Aspirin can 'cuts risk of death from breast cancer', Harvard study finds
Published 18/02/2010 | 12:02
Aspirin could halve the risk of dying from breast cancer, a groundbreaking 30 year study has found.
The study found women who took aspirin twice a week cut the risk of dying from breast cancer by 71 per cent.
Harvard Medical School researchers also found they were 60 per cent less likely to have their cancer spread.
The researchers followed 238,000 nurses, 4,000 of whom developed breast cancer, as part of the long-running Nurses' Health Study - an ongoing analysis of a wide range of health issues in the US.
"This is the first study to find that aspirin can significantly reduce the risk of cancer spread and death for women who have been treated for early stage breast cancer," said Dr Michelle Holmes, who led the study.
"If these findings are confirmed in other clinical trials, taking aspirin may become another simple, low-cost and relatively safe tool to help women with breast cancer live longer, healthier lives.”
Dr Holmes, associate professor of medicine and epidemiology at Harvard Medical School, stressed patients should not take aspirin while undergoing radiation or chemotherapy because of the risk of side effects.
Aspirin can also cause stomach bleeding so it should not be taken without a doctor's supervision, she added.
Researchers, reporting in the Journal of Clinical Oncology, studied 4,164 female nurses who had been diagnosed with early stage breast cancer.
They started in 1976, studying those who took aspirin, and watching for breast cancer and all causes of death until 2006.
Over this time, 341 of the nurses died of breast cancer.
Women who took aspirin two to five days a week had a 60 per cent reduced risk of their cancer spreading and a 71 percent lower risk of breast cancer death.
Six to seven aspirins a week lowered the risk of spread by 43 per cent and the risk of breast cancer death by 64 percent.
Most of the women taking low-dose aspirin were using it to prevent heart attacks and stroke.
Other drugs in the same class as aspirin also apparently lowered the risks.
These drugs, called non-steroidal inflammatory drugs or NSAIDs, include ibuprofen and naproxen but not acetaminophen, also known as paracetamol.
The researchers admitted there was not enough data on these drugs to give a clear answer.

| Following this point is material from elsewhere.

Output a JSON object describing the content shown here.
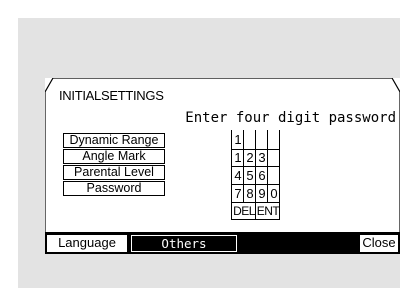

The researchers said they are not sure how aspirin and other NSAIDS may affect tumours but it could be by lowering inflammation.
Other studies have shown that aspirin and ibuprofen can lower colon cancer risk, for instance.
"Aspirin has relatively benign adverse effects compared with cancer chemotherapeutic drugs and may also prevent colon cancer, cardiovascular disease, and stroke," the researchers said.
It affected both estrogen-positive tumors and those not fueled by the hormone.
Lori Pierce, of the American Society of Clinical Oncology's cancer communications committee, described the study's findings as "promising"
"If they are confirmed in additional clinical trials, physicians may be able to regularly recommend aspirin to their breast cancer patients to reduce risk of cancer spread and mortality," she said.
She said several studies have suggested that aspirin may have beneficial effects against cancer because of its anti-inflammatory effects.
"But aspirin can cause stomach bleeding and is not for everyone," she added.
Ed Yong, head of health information at Cancer Research UK, added: "Several studies have found that taking aspirin and other related drugs is associated with a lower risk of breast cancer, and this new study suggests that they might also help to stop cancer from spreading and improve a woman's chances of survival.
"But aspirin has risks as well as benefits... So we need large clinical trials to see if it can really save lives from breast cancer, and, if so, to work out what doses to use and how long to use the drugs for."